The world has undergone a major change during the past two months with the spread of the coronavirus and the pandemic has had an impact on the operation of Metsä Group mills.
Ilkka Poikolainen, mill manager of the bioproduct mill in Äänekoski, is responsible for the work of approximately 150 employees. He says that the fight against the COVID-19 virus was started immediately at the mill.
"We have a crisis management team for this kind of situation, and the chief shop steward and industrial safety delegate have now been included in the team. The team has three meetings concerning the coronavirus situation every week, and is closely monitoring the development of the situation", Poikolainen says.
"We have implemented a lot of measures to prevent infections and the spread of coronavirus, and it is great to see that the work has produced results. Production at the mill is running as usual, and chains of infection have so far been avoided."
The procedures apply to everyone working in the mill area
The instructions and communication at the Äänekoski bioproduct mill during the coronavirus situation consist of three main points: employees must not come to work when they are ill or experience even mild flu symptoms, hand hygiene must be observed at all times and close contact must be avoided. The instructions apply to everyone working in the mill area.
Face masks are used in situations where contact cannot be fully avoided. For instance, if two people are travelling in the same car, both must wear a face mask.
In addition, the personnel have been divided into smaller working groups, additional space has been arranged and partition walls have been constructed in control rooms and other facilities. New meeting rooms and backup control rooms have been set up in portable buildings.
Some office employees have switched to working remotely. Specific pairs of employees work in turns so, one of them works from home for a week, and then the roles are switched.
"Meetings are primarily arranged through Teams or Skype during the coronavirus situation. This has also provided us with positive benefits, for instance, at the mill's morning meetings: we have in fact had more participants than before! This is one example of an operating model that we may make use of in the future."
Visitors are not allowed in the mill area at all. Drivers of chemical trucks carry out the handover of freight by telephone with the control room and leave the waybills in a closed room where the mill staff will retrieve them at a later date.
Small things make the difference under exceptional circumstances
The procedures are communicated effectively and through several channels. Illustrated instructions for the exceptional circumstances caused by the coronavirus pandemic have been placed in elevators, along corridors and on the doors of toilet facilities.
Special attention has been paid to improving the level of hygiene at the mill. The frequency of cleaning has been increased and surfaces are cleaned and disinfected rigorously in the control rooms.
"Keyboards in common use are one potential cause of chains of infection. Because of this, the keyboards are protected with a plastic film that is replaced whenever the shift changes. This has been such a clear improvement in the level of hygiene that we are also considering continuing this after the coronavirus situation."
Towards the end of the year, an analysis will be made of which good practices, used under these exceptional circumstances, should also be observed in the future.
"This is a team activity that requires discipline and cooperation.
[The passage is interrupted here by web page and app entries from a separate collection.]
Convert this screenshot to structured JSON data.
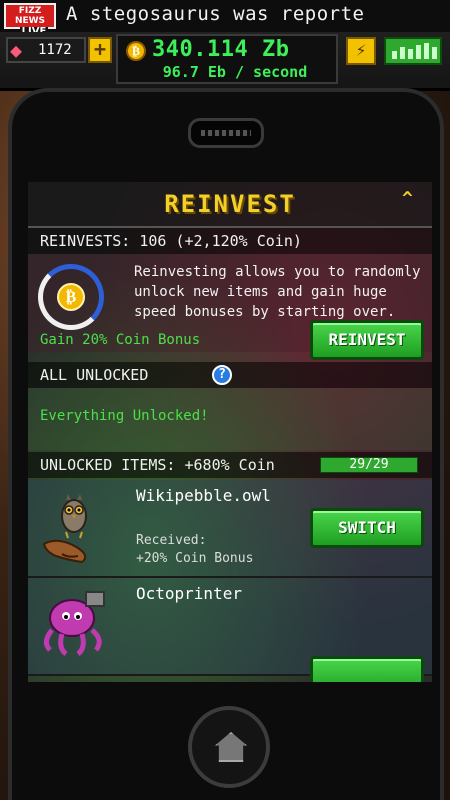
{
  "news": {
    "logo_top": "FIZZ NEWS",
    "logo_bottom": "LIVE",
    "ticker": "A stegosaurus was reporte"
  },
  "stats": {
    "gems": "1172",
    "plus": "+",
    "coin_total": "340.114 Zb",
    "coin_rate": "96.7 Eb / second",
    "boost_icon": "lightning-icon",
    "chart_icon": "bar-chart-icon"
  },
  "reinvest": {
    "title": "REINVEST",
    "collapse_symbol": "^",
    "count_label": "REINVESTS: 106 (+2,120% Coin)",
    "description": "Reinvesting allows you to randomly unlock new items and gain huge speed bonuses by starting over.",
    "gain": "Gain 20% Coin Bonus",
    "button": "REINVEST"
  },
  "all_unlocked": {
    "label": "ALL UNLOCKED",
    "help": "?",
    "status": "Everything Unlocked!"
  },
  "unlocked_items": {
    "label": "UNLOCKED ITEMS: +680% Coin",
    "progress": "29/29",
    "items": [
      {
        "name": "Wikipebble.owl",
        "received_label": "Received:",
        "bonus": "+20% Coin Bonus",
        "button": "SWITCH",
        "icon": "owl-icon"
      },
      {
        "name": "Octoprinter",
        "icon": "octopus-icon"
      }
    ]
  },
  "colors": {
    "accent_green": "#3df05a",
    "title_yellow": "#f3cf2a",
    "button_green": "#2fa82f"
  }
}
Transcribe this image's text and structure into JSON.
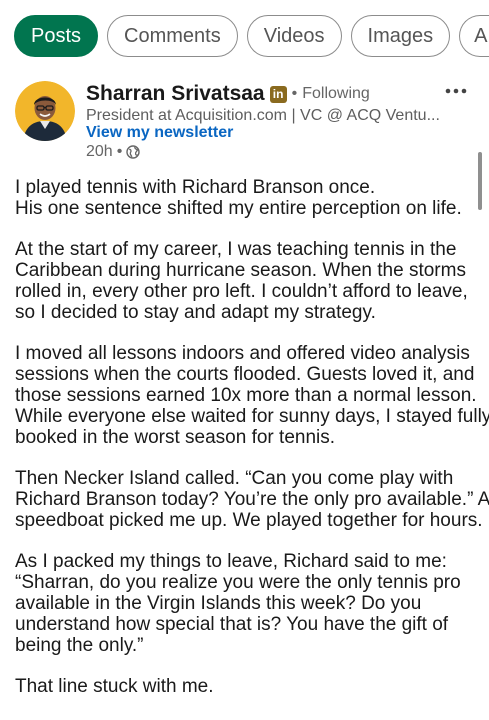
{
  "tabs": [
    {
      "label": "Posts",
      "active": true
    },
    {
      "label": "Comments",
      "active": false
    },
    {
      "label": "Videos",
      "active": false
    },
    {
      "label": "Images",
      "active": false
    },
    {
      "label": "A",
      "active": false
    }
  ],
  "colors": {
    "accent_green": "#01754f",
    "link_blue": "#0a66c2",
    "avatar_bg": "#f2b62b"
  },
  "post": {
    "author": {
      "name": "Sharran Srivatsaa",
      "badge": "in",
      "separator": "•",
      "follow_status": "Following",
      "headline": "President at Acquisition.com | VC @ ACQ Ventu...",
      "newsletter_link": "View my newsletter",
      "time": "20h",
      "time_separator": "•",
      "visibility_icon": "globe-icon"
    },
    "more_icon": "more-horizontal-icon",
    "paragraphs": [
      [
        "I played tennis with Richard Branson once.",
        "His one sentence shifted my entire perception on life."
      ],
      [
        "At the start of my career, I was teaching tennis in the",
        "Caribbean during hurricane season. When the storms",
        "rolled in, every other pro left. I couldn’t afford to leave,",
        "so I decided to stay and adapt my strategy."
      ],
      [
        "I moved all lessons indoors and offered video analysis",
        "sessions when the courts flooded. Guests loved it, and",
        "those sessions earned 10x more than a normal lesson.",
        "While everyone else waited for sunny days, I stayed fully",
        "booked in the worst season for tennis."
      ],
      [
        "Then Necker Island called. “Can you come play with",
        "Richard Branson today? You’re the only pro available.” A",
        "speedboat picked me up. We played together for hours."
      ],
      [
        "As I packed my things to leave, Richard said to me:",
        "“Sharran, do you realize you were the only tennis pro",
        "available in the Virgin Islands this week? Do you",
        "understand how special that is? You have the gift of",
        "being the only.”"
      ],
      [
        "That line stuck with me."
      ]
    ]
  }
}
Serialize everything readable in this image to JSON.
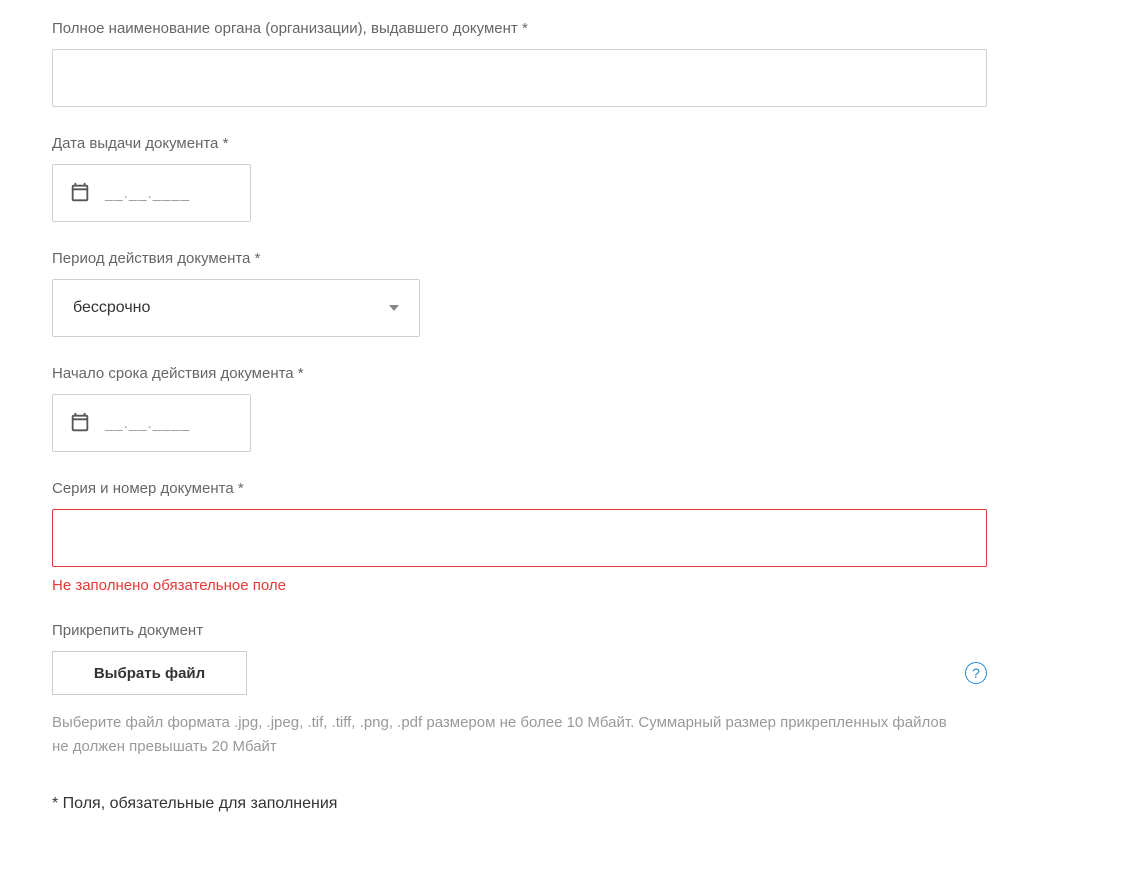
{
  "fields": {
    "issuer": {
      "label": "Полное наименование органа (организации), выдавшего документ *",
      "value": ""
    },
    "issue_date": {
      "label": "Дата выдачи документа *",
      "placeholder": "__.__.____"
    },
    "validity_period": {
      "label": "Период действия документа *",
      "selected": "бессрочно"
    },
    "start_date": {
      "label": "Начало срока действия документа *",
      "placeholder": "__.__.____"
    },
    "serial_number": {
      "label": "Серия и номер документа *",
      "value": "",
      "error": "Не заполнено обязательное поле"
    },
    "attach": {
      "label": "Прикрепить документ",
      "button": "Выбрать файл",
      "hint": "Выберите файл формата .jpg, .jpeg, .tif, .tiff, .png, .pdf размером не более 10 Мбайт. Суммарный размер прикрепленных файлов не должен превышать 20 Мбайт",
      "help": "?"
    }
  },
  "required_note": "* Поля, обязательные для заполнения"
}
Everything works when everyone follows the instructions. And this not just a question of doing as you are told; we have received many good proposals for action from our personnel that we have already implemented", the mill manager says.
Ensuring the safety of employees is the most important task
If an employee is experiencing even the slightest symptoms of flu, the employee is put in quarantine to wait for the result of a coronavirus test. Potential chains of infection are investigated at the same time. According to Poikolainen, tests are carried out with a low threshold, and the overall amount of sick leave has been low.
The easing of these exceptional measures has not yet been discussed, since it is difficult to predict the progress of the pandemic.
"Even though society is slowly beginning to be re-opened, we will follow our own programme at the mill and closely monitor the situation. The most important thing is that we will be able to eliminate potential chains of infection and keep people healthy."